Weather and the Greenhouse Effect
ACS Climate Science Toolkit | Narratives
The greenhouse effect is an important natural phenomenon caused by some gases in the air (greenhouse gases) that have been responsible for keeping the Earth warm and suitable for life as we know it for billions of years. We hear a lot about the greenhouse effect nowadays, because human activities are adding a lot more of these greenhouse gases to the air and causing the average temperature of the Earth to increase. However, there will still be cold spells some places and hot spots elsewhere, so it is important to look at averages or conditions over a long period of time to get a true picture of what is happening to the climate.

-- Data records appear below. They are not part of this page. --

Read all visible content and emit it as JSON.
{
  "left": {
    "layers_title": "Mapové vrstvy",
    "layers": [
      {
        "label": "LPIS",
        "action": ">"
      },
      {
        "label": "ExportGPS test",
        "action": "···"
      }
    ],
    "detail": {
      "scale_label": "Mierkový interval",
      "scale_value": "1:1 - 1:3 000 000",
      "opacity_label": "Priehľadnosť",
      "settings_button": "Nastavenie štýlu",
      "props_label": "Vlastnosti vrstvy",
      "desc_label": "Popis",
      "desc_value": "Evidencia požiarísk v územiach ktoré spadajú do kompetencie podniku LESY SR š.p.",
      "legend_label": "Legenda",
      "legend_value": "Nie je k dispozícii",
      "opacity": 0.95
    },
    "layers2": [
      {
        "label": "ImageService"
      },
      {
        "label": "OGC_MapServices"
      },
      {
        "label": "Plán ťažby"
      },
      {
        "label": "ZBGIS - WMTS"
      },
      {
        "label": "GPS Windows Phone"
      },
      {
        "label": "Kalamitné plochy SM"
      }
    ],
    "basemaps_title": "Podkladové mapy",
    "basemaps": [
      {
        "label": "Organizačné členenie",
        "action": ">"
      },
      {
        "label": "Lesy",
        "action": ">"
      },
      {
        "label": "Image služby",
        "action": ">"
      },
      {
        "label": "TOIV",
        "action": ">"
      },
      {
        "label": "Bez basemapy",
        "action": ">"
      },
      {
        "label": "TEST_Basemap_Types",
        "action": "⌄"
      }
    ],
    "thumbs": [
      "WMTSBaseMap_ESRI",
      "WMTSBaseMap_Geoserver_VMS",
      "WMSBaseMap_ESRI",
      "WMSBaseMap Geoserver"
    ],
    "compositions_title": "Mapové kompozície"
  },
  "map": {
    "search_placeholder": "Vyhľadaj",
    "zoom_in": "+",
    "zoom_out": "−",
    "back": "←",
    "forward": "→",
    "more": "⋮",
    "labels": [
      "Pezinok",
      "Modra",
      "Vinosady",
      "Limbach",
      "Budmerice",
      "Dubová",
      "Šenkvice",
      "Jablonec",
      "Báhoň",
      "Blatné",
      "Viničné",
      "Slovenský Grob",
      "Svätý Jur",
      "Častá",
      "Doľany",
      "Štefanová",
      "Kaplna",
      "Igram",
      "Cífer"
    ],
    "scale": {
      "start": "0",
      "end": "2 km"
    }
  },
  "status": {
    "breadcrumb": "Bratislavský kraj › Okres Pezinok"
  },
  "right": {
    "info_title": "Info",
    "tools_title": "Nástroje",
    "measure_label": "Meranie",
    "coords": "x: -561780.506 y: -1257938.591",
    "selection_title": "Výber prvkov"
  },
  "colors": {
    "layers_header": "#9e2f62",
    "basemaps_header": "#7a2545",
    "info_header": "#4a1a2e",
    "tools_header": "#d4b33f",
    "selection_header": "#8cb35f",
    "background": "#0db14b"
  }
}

So, is the increased warming of the Earth responsible for a more mild winter? The answer is a matter of context. A single season’s temperatures are an example of weather. Weather—short term variations in temperature, rainfall, storminess, and so on—is affected by a large number of both local and global factors that are not necessarily a result of global climate change. Longer-term variations, over decades or more, can show trends where the fingerprints of global change are evident. If a mild winter is part of a pattern of milder winters, as exemplified by these hardiness zone maps, then it is more likely that the greenhouse effect is responsible.
Hardiness zones are an indication of the coldest weather a plant will be subjected to in that geographic area. They are based on the average minimum winter temperatures (in Fahrenheit degrees for these maps) over a several-year period (1974-1986 for the 1990 map and 1986-2002 for the 2006 map). Milder winters, represented by the differences between these maps, are moving north.